• What you will do: Only an exact, line-for-line copy of the data will serve as the answer.

• Material for this exercise:
# # # #
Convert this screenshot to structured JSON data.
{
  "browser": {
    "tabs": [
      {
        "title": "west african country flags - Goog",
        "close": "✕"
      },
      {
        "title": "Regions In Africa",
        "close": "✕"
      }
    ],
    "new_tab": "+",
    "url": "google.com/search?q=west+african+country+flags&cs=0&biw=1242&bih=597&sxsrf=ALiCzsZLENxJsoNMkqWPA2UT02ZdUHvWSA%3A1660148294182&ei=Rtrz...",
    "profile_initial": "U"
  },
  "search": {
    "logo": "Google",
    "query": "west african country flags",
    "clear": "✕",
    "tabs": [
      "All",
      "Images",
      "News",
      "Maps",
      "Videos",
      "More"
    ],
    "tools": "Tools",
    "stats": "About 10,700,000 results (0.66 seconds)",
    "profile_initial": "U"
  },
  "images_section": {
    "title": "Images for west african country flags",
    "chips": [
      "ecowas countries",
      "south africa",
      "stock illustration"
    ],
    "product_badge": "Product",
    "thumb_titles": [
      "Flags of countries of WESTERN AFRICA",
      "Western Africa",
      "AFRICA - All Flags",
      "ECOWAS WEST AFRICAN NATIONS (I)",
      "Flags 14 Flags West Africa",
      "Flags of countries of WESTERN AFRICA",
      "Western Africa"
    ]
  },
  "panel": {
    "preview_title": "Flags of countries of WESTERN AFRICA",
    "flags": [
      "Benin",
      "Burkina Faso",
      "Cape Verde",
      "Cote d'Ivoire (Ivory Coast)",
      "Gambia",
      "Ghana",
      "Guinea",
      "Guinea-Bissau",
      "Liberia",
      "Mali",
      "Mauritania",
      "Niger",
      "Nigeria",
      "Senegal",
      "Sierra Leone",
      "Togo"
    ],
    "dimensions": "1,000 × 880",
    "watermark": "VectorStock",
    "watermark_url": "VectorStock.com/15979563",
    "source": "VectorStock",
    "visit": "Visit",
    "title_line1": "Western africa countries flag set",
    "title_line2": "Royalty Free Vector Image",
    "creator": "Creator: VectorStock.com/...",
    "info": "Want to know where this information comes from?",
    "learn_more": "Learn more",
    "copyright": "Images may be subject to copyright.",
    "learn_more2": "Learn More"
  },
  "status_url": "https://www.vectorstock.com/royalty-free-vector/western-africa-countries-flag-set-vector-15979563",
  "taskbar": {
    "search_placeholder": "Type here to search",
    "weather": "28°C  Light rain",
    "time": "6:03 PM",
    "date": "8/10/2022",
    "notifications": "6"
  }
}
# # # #
• Worked solution:
Convert this screenshot to structured JSON data.
{
  "browser": {
    "tabs": [
      {
        "title": "west african country flags - Goog",
        "close": "✕"
      },
      {
        "title": "Regions In Africa",
        "close": "✕"
      }
    ],
    "new_tab": "+",
    "url": "google.com/search?q=west+african+country+flags&cs=0&biw=1242&bih=597&sxsrf=ALiCzsZLENxJsoNMkqWPA2UT02ZdUHvWSA%3A1660148294182&ei=Rtrz...",
    "profile_initial": "U"
  },
  "search": {
    "logo": "Google",
    "query": "west african country flags",
    "clear": "✕",
    "tabs": [
      "All",
      "Images",
      "News",
      "Maps",
      "Videos",
      "More"
    ],
    "tools": "Tools",
    "stats": "About 10,700,000 results (0.66 seconds)",
    "profile_initial": "U"
  },
  "images_section": {
    "title": "Images for west african country flags",
    "chips": [
      "ecowas countries",
      "south africa",
      "stock illustration"
    ],
    "product_badge": "Product",
    "thumb_titles": [
      "Flags of countries of WESTERN AFRICA",
      "Western Africa",
      "AFRICA - All Flags",
      "ECOWAS WEST AFRICAN NATIONS (I)",
      "Flags 14 Flags West Africa",
      "Flags of countries of WESTERN AFRICA",
      "Western Africa"
    ]
  },
  "panel": {
    "preview_title": "Flags of countries of WESTERN AFRICA",
    "flags": [
      "Benin",
      "Burkina Faso",
      "Cape Verde",
      "Cote d'Ivoire (Ivory Coast)",
      "Gambia",
      "Ghana",
      "Guinea",
      "Guinea-Bissau",
      "Liberia",
      "Mali",
      "Mauritania",
      "Niger",
      "Nigeria",
      "Senegal",
      "Sierra Leone",
      "Togo"
    ],
    "dimensions": "1,000 × 880",
    "watermark": "VectorStock",
    "watermark_url": "VectorStock.com/15979563",
    "source": "VectorStock",
    "visit": "Visit",
    "title_line1": "Western africa countries flag set",
    "title_line2": "Royalty Free Vector Image",
    "creator": "Creator: VectorStock.com/...",
    "info": "Want to know where this information comes from?",
    "learn_more": "Learn more",
    "copyright": "Images may be subject to copyright.",
    "learn_more2": "Learn More"
  },
  "status_url": "https://www.vectorstock.com/royalty-free-vector/western-africa-countries-flag-set-vector-15979563",
  "taskbar": {
    "search_placeholder": "Type here to search",
    "weather": "28°C  Light rain",
    "time": "6:03 PM",
    "date": "8/10/2022",
    "notifications": "6"
  }
}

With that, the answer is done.